The healing time for a shin tattoo, like any tattoo, can vary from person to person and depends on various factors, including the size and complexity of the tattoo, your overall health, and how well you follow aftercare instructions. However, here’s a general timeline to give you an idea of what to expect:

1. Initial Healing (Days 1-2)

In the first couple of days after getting a shin tattoo, you’ll likely experience some redness, swelling, and tenderness in the tattooed area. The tattoo may also ooze a clear or slightly colored fluid. This is a natural part of the healing process, as your body repairs the skin.

2. Peeling and Scabbing (Days 3-7)

The tattooed area may start to peel and form scabs. It’s crucial not to pick at these scabs, as doing so can damage the tattoo and slow the healing process.

3. Settling In (Weeks 1-2)

The tattoo should settle in by the end of the first and second weeks. The peeling and scabbing will diminish, and the colors will begin to stabilize.

4. Complete Healing (Weeks 2-4)

It generally takes about 2 to 4 weeks for the outer layers of the skin to heal fully. During this time, your tattoo will go through various stages of healing, and you’ll notice that the colors become more vibrant and the details sharper.

Stay Hydrated

5. Final Results (Months 2-6)

While the outer layers of skin heal relatively quickly, it can take several months for the deeper layers of skin to recover fully and for the tattoo to reach its final appearance. Protecting your tattoo from direct sunlight is essential during this time, as UV rays can fade the ink.

Remember that proper aftercare is crucial for a successful and timely healing process.

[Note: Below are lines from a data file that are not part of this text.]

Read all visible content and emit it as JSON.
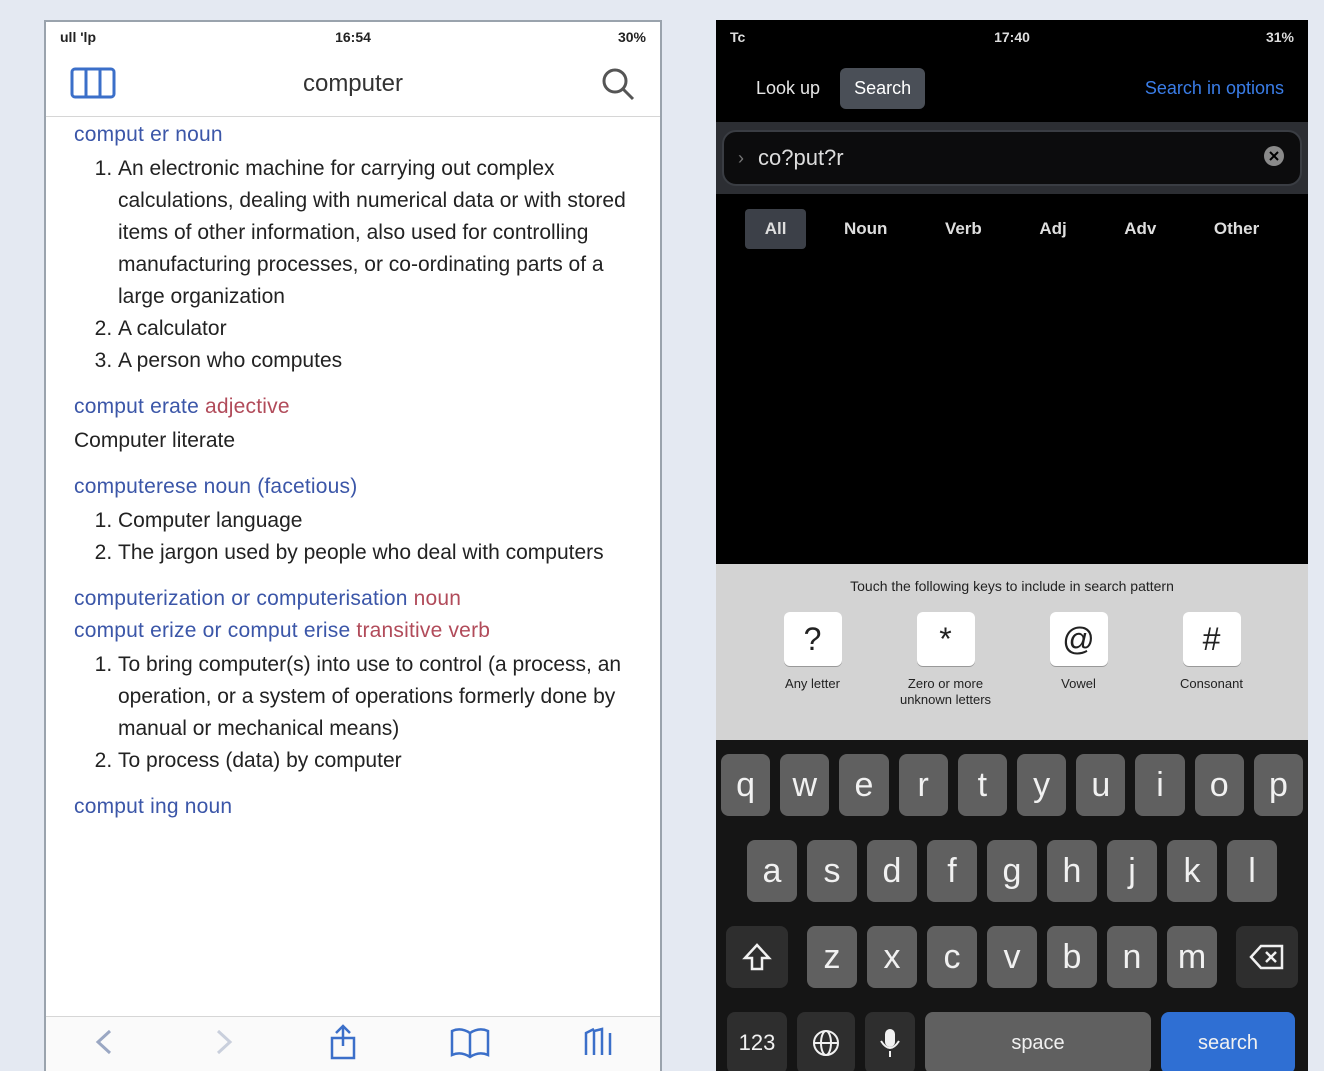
{
  "left": {
    "status": {
      "carrier": "ull 'lp",
      "time": "16:54",
      "battery": "30%"
    },
    "nav": {
      "title": "computer",
      "columns_icon": "columns-icon",
      "search_icon": "search-icon"
    },
    "entries": [
      {
        "head": "comput er",
        "pos": "noun",
        "defs": [
          "An electronic machine for carrying out complex calculations, dealing with numerical data or with stored items of other information, also used for controlling manufacturing processes, or co-ordinating parts of a large organization",
          "A calculator",
          "A person who computes"
        ]
      },
      {
        "head": "comput erate",
        "pos": "adjective",
        "sense": "Computer literate"
      },
      {
        "head": "computerese",
        "pos": "noun (facetious)",
        "defs": [
          "Computer language",
          "The jargon used by people who deal with computers"
        ]
      },
      {
        "head": "computerization or computerisation",
        "pos": "noun"
      },
      {
        "head": "comput erize or comput erise",
        "pos": "transitive verb",
        "defs": [
          "To bring computer(s) into use to control (a process, an operation, or a system of operations formerly done by manual or mechanical means)",
          "To process (data) by computer"
        ]
      },
      {
        "head": "comput ing",
        "pos": "noun"
      }
    ],
    "toolbar": [
      "back-icon",
      "forward-icon",
      "share-icon",
      "book-icon",
      "tabs-icon"
    ]
  },
  "right": {
    "status": {
      "left": "Tc",
      "time": "17:40",
      "battery": "31%"
    },
    "nav": {
      "lookup": "Look up",
      "search": "Search",
      "right_link": "Search in options"
    },
    "search_value": "co?put?r",
    "filters": [
      "All",
      "Noun",
      "Verb",
      "Adj",
      "Adv",
      "Other"
    ],
    "active_filter": "All",
    "pattern_hint": "Touch the following keys to include in search pattern",
    "pattern_keys": [
      {
        "cap": "?",
        "label": "Any letter"
      },
      {
        "cap": "*",
        "label": "Zero or more unknown letters"
      },
      {
        "cap": "@",
        "label": "Vowel"
      },
      {
        "cap": "#",
        "label": "Consonant"
      }
    ],
    "keyboard": {
      "row1": [
        "q",
        "w",
        "e",
        "r",
        "t",
        "y",
        "u",
        "i",
        "o",
        "p"
      ],
      "row2": [
        "a",
        "s",
        "d",
        "f",
        "g",
        "h",
        "j",
        "k",
        "l"
      ],
      "row3": [
        "z",
        "x",
        "c",
        "v",
        "b",
        "n",
        "m"
      ],
      "num": "123",
      "space": "space",
      "action": "search"
    }
  }
}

Your tattoo artist will provide you with specific aftercare instructions, which typically include keeping the tattoo clean, applying a recommended ointment or moisturizer, avoiding sun exposure and swimming pools, and refraining from picking at scabs or wearing tight clothing that may rub against the tattoo.

Suppose you have concerns about the healing of your shin tattoo or notice any signs of infection, such as excessive redness, swelling, pus, or increasing pain. In that case, you must consult your tattoo artist or a healthcare professional promptly.

Colorful Self Expression

Final Thoughts

It’s no secret that shin tattoos can be a bit painful, but trust me, the result is worth it. Now, you know the major factors causing this pain; first, we’ve got the super proximity of the skin to the bone. Like, seriously, they’re practically neighbors! Then, we’ve got the lack of muscle and fat padding in the mix, which is not cool at all. And last but not least, we’ve got a bunch of nerve endings in the area, making it extra sensitive. So yeah, these factors are totally playing a role in this pain situation. Stay strong, peeps!

Go for a chic and minimalist design to maximize comfort levels.

If you’re gearing up for an appointment and want to stay on top of your pain management game, I have a little tip! Why not consider popping an over-the-counter painkiller before your visit? It’s a simple yet effective way to keep those pesky pains at bay and ensure you feel your absolute best during your appointment!

So, let’s ensure we’re taking care of that shin tattoo like the true BOSS we are!